* _Information shown_:

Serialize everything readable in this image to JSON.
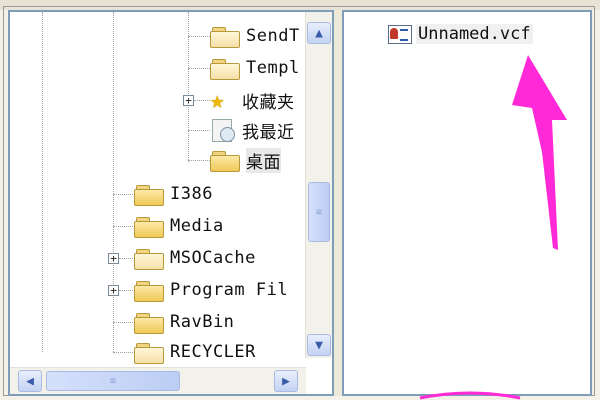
{
  "tree": {
    "items": [
      {
        "label": "SendT",
        "icon": "folder-icon"
      },
      {
        "label": "Templ",
        "icon": "folder-icon"
      },
      {
        "label": "收藏夹",
        "icon": "favorites-star-icon"
      },
      {
        "label": "我最近",
        "icon": "recent-documents-icon"
      },
      {
        "label": "桌面",
        "icon": "folder-icon"
      },
      {
        "label": "I386",
        "icon": "folder-icon"
      },
      {
        "label": "Media",
        "icon": "folder-icon"
      },
      {
        "label": "MSOCache",
        "icon": "folder-icon"
      },
      {
        "label": "Program Fil",
        "icon": "folder-icon"
      },
      {
        "label": "RavBin",
        "icon": "folder-icon"
      },
      {
        "label": "RECYCLER",
        "icon": "folder-icon"
      }
    ],
    "expander_symbol": "+"
  },
  "scrollbar": {
    "up_symbol": "▲",
    "down_symbol": "▼",
    "left_symbol": "◀",
    "right_symbol": "▶",
    "grip_symbol": "≡"
  },
  "files": [
    {
      "label": "Unnamed.vcf",
      "icon": "vcf-contact-card-icon"
    }
  ],
  "colors": {
    "arrow": "#ff29d8",
    "pane_border": "#7f9db9",
    "scroll_accent": "#3a5ca8"
  }
}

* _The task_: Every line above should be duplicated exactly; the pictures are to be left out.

* _Output of the exercise_:
Serialize everything readable in this image to JSON.
{
  "tree": {
    "items": [
      {
        "label": "SendT",
        "icon": "folder-icon"
      },
      {
        "label": "Templ",
        "icon": "folder-icon"
      },
      {
        "label": "收藏夹",
        "icon": "favorites-star-icon"
      },
      {
        "label": "我最近",
        "icon": "recent-documents-icon"
      },
      {
        "label": "桌面",
        "icon": "folder-icon"
      },
      {
        "label": "I386",
        "icon": "folder-icon"
      },
      {
        "label": "Media",
        "icon": "folder-icon"
      },
      {
        "label": "MSOCache",
        "icon": "folder-icon"
      },
      {
        "label": "Program Fil",
        "icon": "folder-icon"
      },
      {
        "label": "RavBin",
        "icon": "folder-icon"
      },
      {
        "label": "RECYCLER",
        "icon": "folder-icon"
      }
    ],
    "expander_symbol": "+"
  },
  "scrollbar": {
    "up_symbol": "▲",
    "down_symbol": "▼",
    "left_symbol": "◀",
    "right_symbol": "▶",
    "grip_symbol": "≡"
  },
  "files": [
    {
      "label": "Unnamed.vcf",
      "icon": "vcf-contact-card-icon"
    }
  ],
  "colors": {
    "arrow": "#ff29d8",
    "pane_border": "#7f9db9",
    "scroll_accent": "#3a5ca8"
  }
}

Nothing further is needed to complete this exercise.